The Eureka Myth

By September 5, 2017Entrepreneurship

“Ideas never come fully formed – you just have to get started.” – Mark Zuckerberg, Harvard Class of 2017 Commencement Speech


This is a particularly powerful quote for the time being, and it is really one of those quotes that makes a lot more sense when we repeat it to ourselves. If there is one line that any entrepreneur, creator, or innovator should have picked up from this commencement speech, it is this one. Have you ever had an amazing idea, but never decided to pursue it because it didn’t seem feasible? I can assure you that this happens to me a lot, and I am sure it does to you as well, but those ideas or sparks of inspiration do not come fully formed – that is the key part we tend to miss. We need to do something about those ideas to further explore their feasibility. It is crucial to get started on at least a basic prototype.


One does not just wake up one morning, and decide to create something revolutionary. Hollywood has created a culture where we think that in order to start a business we need to have a “eureka moment” – this kind of sudden eye-opening moment that helps you better understand a previously misunderstood problem. As we can see in any movie, one entrepreneur gets an unexpected epiphany, decides to act on it, and then go on to create a multi-million-dollar company. This makes us believe that we too need to have an epiphany before starting anything. We believe that we need to find an edge, something that no one has ever done before in order to get started. I really do believe that people find those new opportunities every day, but shoot down their own ideas because they may seem “unfeasible”. They shoot them down before trying to further develop the idea into a prototype.


While it is important that your idea is able to create value for other people before diving into it, it is equally as important to get started on something else than the ideation part. You have to be willing to do research on the idea, experiment on it by asking friends and potential future users of your product, maybe then create a prototype, and see what happens.


Facebook as we know it today, did not come as a fully formed idea either. Facebook, or “” as was the case before, started with Zuckerberg creating Coursematch. Coursematch was a study tool to help Zuckerberg, and his classmates connect on internet and prepare for the final exam together in his Art History class. Coursematch helped Zuckerberg understand that there was a need for people to connect and create communities on internet. Hadn’t he started with Coursematch, Zuckerberg may have never found this edge. His partial idea of connecting students using an online tool is what then started evolving through different iterations in what we know as today. Zuckerberg did not have one eureka moment, and decided to go build a multi-billion-dollar company.

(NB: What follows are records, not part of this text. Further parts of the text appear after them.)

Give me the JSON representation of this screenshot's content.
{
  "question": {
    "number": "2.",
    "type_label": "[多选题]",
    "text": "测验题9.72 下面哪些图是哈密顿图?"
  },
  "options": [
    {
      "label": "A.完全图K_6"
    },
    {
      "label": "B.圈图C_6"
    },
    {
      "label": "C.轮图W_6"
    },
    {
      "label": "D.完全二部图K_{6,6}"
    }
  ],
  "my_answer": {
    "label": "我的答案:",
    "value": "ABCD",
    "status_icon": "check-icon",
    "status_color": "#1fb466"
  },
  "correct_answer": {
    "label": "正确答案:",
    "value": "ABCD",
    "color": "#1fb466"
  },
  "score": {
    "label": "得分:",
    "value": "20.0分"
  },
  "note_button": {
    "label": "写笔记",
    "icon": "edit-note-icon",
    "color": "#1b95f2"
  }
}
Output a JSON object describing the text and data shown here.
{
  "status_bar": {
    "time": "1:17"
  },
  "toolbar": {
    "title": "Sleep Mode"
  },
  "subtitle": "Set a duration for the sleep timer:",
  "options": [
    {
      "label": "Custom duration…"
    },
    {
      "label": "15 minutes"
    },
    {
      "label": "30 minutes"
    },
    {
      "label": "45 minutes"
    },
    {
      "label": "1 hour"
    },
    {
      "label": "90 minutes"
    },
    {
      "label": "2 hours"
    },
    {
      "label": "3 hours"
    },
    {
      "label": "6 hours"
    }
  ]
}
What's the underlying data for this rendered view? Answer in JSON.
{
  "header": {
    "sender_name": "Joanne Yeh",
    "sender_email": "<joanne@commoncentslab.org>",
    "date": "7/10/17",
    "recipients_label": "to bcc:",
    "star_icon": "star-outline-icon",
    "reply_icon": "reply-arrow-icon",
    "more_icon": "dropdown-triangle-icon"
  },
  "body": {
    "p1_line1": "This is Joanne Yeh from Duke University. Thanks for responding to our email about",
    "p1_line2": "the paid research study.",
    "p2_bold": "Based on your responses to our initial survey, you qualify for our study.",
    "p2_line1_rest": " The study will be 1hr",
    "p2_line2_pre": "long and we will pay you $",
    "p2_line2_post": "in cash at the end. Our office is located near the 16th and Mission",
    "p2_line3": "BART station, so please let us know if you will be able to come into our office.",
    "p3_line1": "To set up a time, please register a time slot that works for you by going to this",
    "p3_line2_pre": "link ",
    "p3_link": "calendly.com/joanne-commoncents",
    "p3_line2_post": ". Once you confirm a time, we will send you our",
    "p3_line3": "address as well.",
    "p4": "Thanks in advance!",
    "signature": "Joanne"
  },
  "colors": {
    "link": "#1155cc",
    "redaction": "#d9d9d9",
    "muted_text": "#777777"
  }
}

He just had an idea that started shaping the more he did something around it (building Coursematch, connecting people at Harvard etc.).

I hope you too get started working on an idea of your own, or one of the ideas you can get through the blog’s weekly startup ideas newsletter. Take your partially formed idea, and turn it into a fully formed one.